Copy every line of the records that includes the word "maximum".

■ ■ ■ ■ ■

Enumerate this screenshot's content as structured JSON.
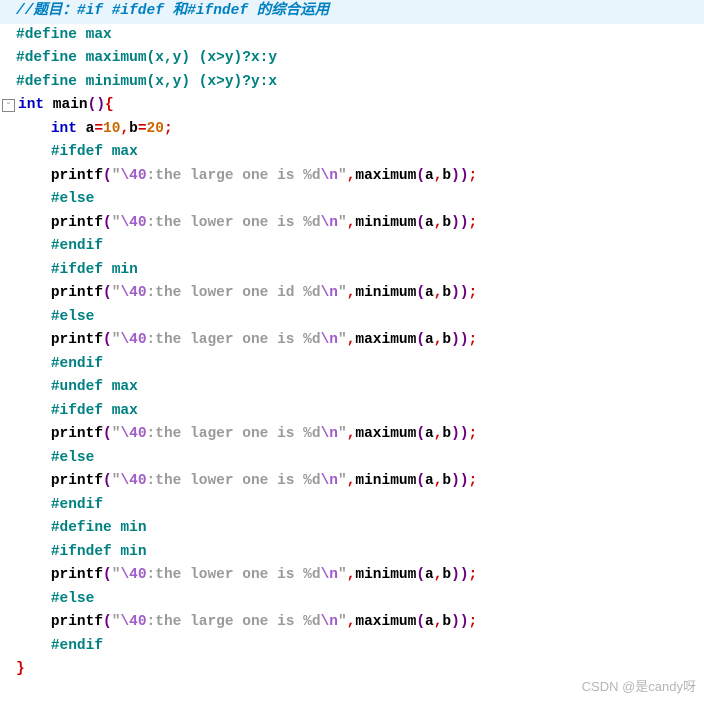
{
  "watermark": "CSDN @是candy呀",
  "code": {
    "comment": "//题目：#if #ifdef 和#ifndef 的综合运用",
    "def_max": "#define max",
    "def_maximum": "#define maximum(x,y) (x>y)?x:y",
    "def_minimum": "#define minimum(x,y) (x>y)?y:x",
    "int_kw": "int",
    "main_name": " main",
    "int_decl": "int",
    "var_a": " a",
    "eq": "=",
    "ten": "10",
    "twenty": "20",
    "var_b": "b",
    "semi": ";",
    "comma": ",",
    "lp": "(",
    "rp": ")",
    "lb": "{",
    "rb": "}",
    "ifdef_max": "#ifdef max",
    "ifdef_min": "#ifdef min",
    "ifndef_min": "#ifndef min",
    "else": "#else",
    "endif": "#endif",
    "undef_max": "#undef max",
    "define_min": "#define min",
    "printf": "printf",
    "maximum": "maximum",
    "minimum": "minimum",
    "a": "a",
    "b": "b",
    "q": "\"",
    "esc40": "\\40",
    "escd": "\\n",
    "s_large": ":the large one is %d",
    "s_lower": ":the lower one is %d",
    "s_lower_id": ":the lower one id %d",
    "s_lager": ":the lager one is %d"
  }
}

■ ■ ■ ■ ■

ANSWER AREA ->
    "def_maximum": "#define maximum(x,y) (x>y)?x:y",
    "maximum": "maximum",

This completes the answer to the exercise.